The intensity of an electric field satisfies the principle of superposition, according to which for a given point in space, the intensity of the field E, created by several charges, is equal to the sum of the field intensities (E1, E2, E3, . . . .) of the individual charges: E = E1 + E2 + E3 + . . . . The superposition of fields follows from the linearity of Maxwell’s equations (seeMAXWELL’S EQUATIONS).


Tamm I. E. Osnovy teorii elektrichestva, 9th ed. Moscow, 1976. Chapters 1 and 6.
Kalashnikov S. G. Elektrichestvo, 4th ed. Moscow, 1977. (Obshchii kura fiziki.) Chapters 2 and 13.


The Great Soviet Encyclopedia, 3rd Edition (1970-1979). © 2010 The Gale Group, Inc. All rights reserved.

electric field

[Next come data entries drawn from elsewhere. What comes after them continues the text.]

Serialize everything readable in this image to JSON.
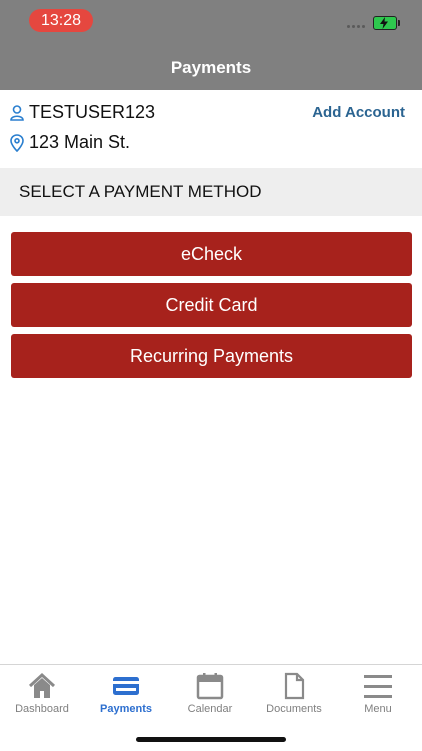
{
  "status_bar": {
    "time": "13:28"
  },
  "header": {
    "title": "Payments"
  },
  "account": {
    "username": "TESTUSER123",
    "address": "123 Main St.",
    "add_account_label": "Add Account"
  },
  "section": {
    "title": "SELECT A PAYMENT METHOD"
  },
  "payment_methods": [
    "eCheck",
    "Credit Card",
    "Recurring Payments"
  ],
  "tabs": [
    {
      "label": "Dashboard",
      "icon": "home-icon"
    },
    {
      "label": "Payments",
      "icon": "credit-card-icon",
      "active": true
    },
    {
      "label": "Calendar",
      "icon": "calendar-icon"
    },
    {
      "label": "Documents",
      "icon": "document-icon"
    },
    {
      "label": "Menu",
      "icon": "menu-icon"
    }
  ],
  "colors": {
    "header": "#808080",
    "accent": "#a7221c",
    "link": "#2b6491",
    "active_tab": "#2d6fcf"
  }
}
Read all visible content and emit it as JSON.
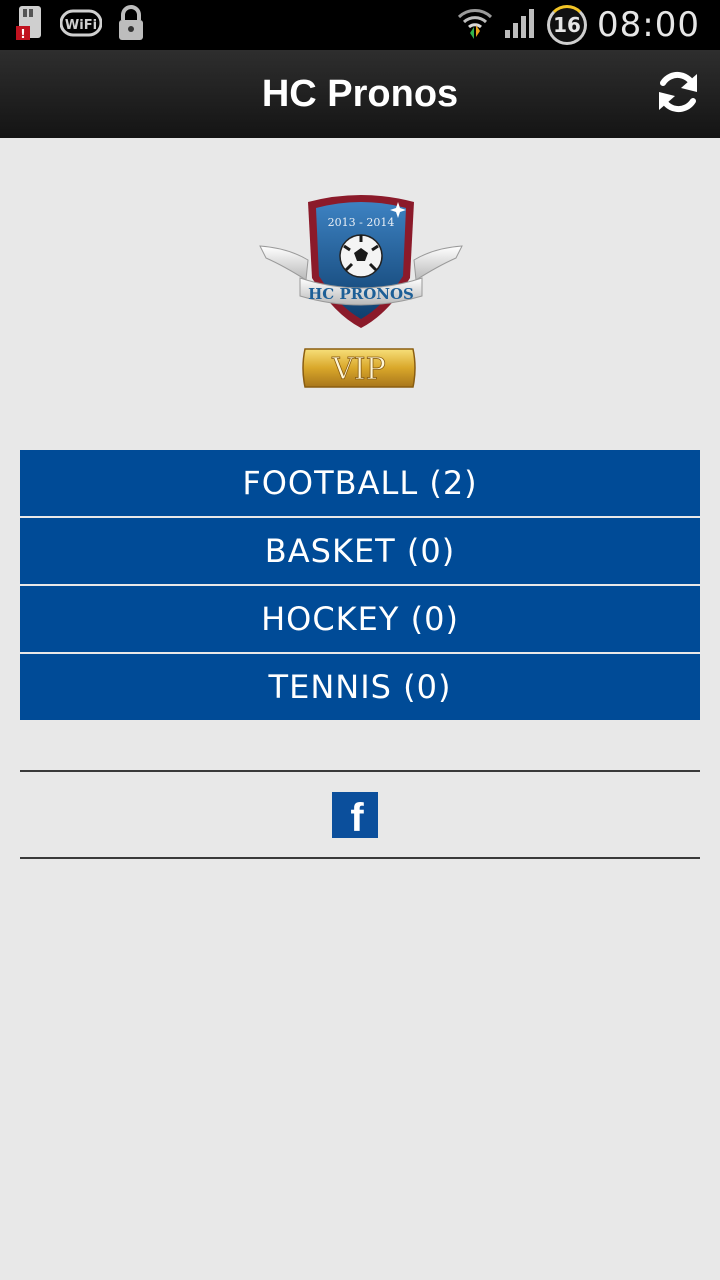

[i¦lek·trik ′fēld]
One of the fundamental fields in nature, causing a charged body to be attracted to or repelled by other charged bodies; associated with an electromagnetic wave or a changing magnetic field.
Specifically, the electric force per unit test charge.
McGraw-Hill Dictionary of Scientific & Technical Terms, 6E, Copyright © 2003 by The McGraw-Hill Companies, Inc.
References in periodicals archive ?
Under the action of electrical field, the barrier [DELTA]G decreases with the square of the field due to an electromechanical modification of the intrinsic free energy barrier.
The defect in non-uniform electrical field (E [not equal to] const) is affected by voltage
In the same water content and EPD conditions (time and electrical field), deposition rate increases in the order of methanol > ethanol > isopropanol, which is in agreement with the values of mobility for chitosan in these solutions.
EDW used electrical field to drive charged jet injection from the tip of Taylor cone below the spinneret, and the diameter of charged jet is significantly smaller than the inner diameter of the spinneret.
In his new position, Gago will be responsible for developing international sales of the NanoKnife, a surgical technique using electrical fields based on IRE technology.
From the physical idea of mass, from the idea of the resultant vector (EV) as electric flux [not member of] and from the ideas relating to the magnetic monopole (MMP) it follows that the gravitational field is an electrical field. The share of the electrical gravitational flux [[not member of].sub.[GAMMA]] on the entire electrical flux [not member of] of a quark is determined from Newton's empirical gravitational constant G.
A study published in the journal Atmospheric Environment in August of 2007 describes how electrical fields from computers, cell phones, Wi-Fi systems and everyday household devices can give people asthma, influenza and other respiratory diseases.
The treatment involves the use of a special device that sends continuous electrical fields to the tumor site through electrodes attached to the scalp.
Danger of electrical fields. From this point, the discussion involves only process-essential insulators, as S20.20 requires electrical bonding of all conductors (includes personnel) and grounding when possible, as well as removal of all nonessential insulators.
The international, multi-center trial will compare the best standard treatments -- surgical removal of the tumor, radiotherapy or chemotherapy -- to that treatment combined with a new, noninvasive therapy that provides alternating electrical fields directly to the surface of the head.
SIR - After reading of cases of people living near wind farms becoming ill for unknown reasons, I found it interesting to read of the official reports of so-called 'electronic smog', which state that wiring creates electrical fields, one component of the smog.
The measurement facility gives the total amplitude of the electrical fields. These measurements are compared to results obtained from the IE3D computer program used.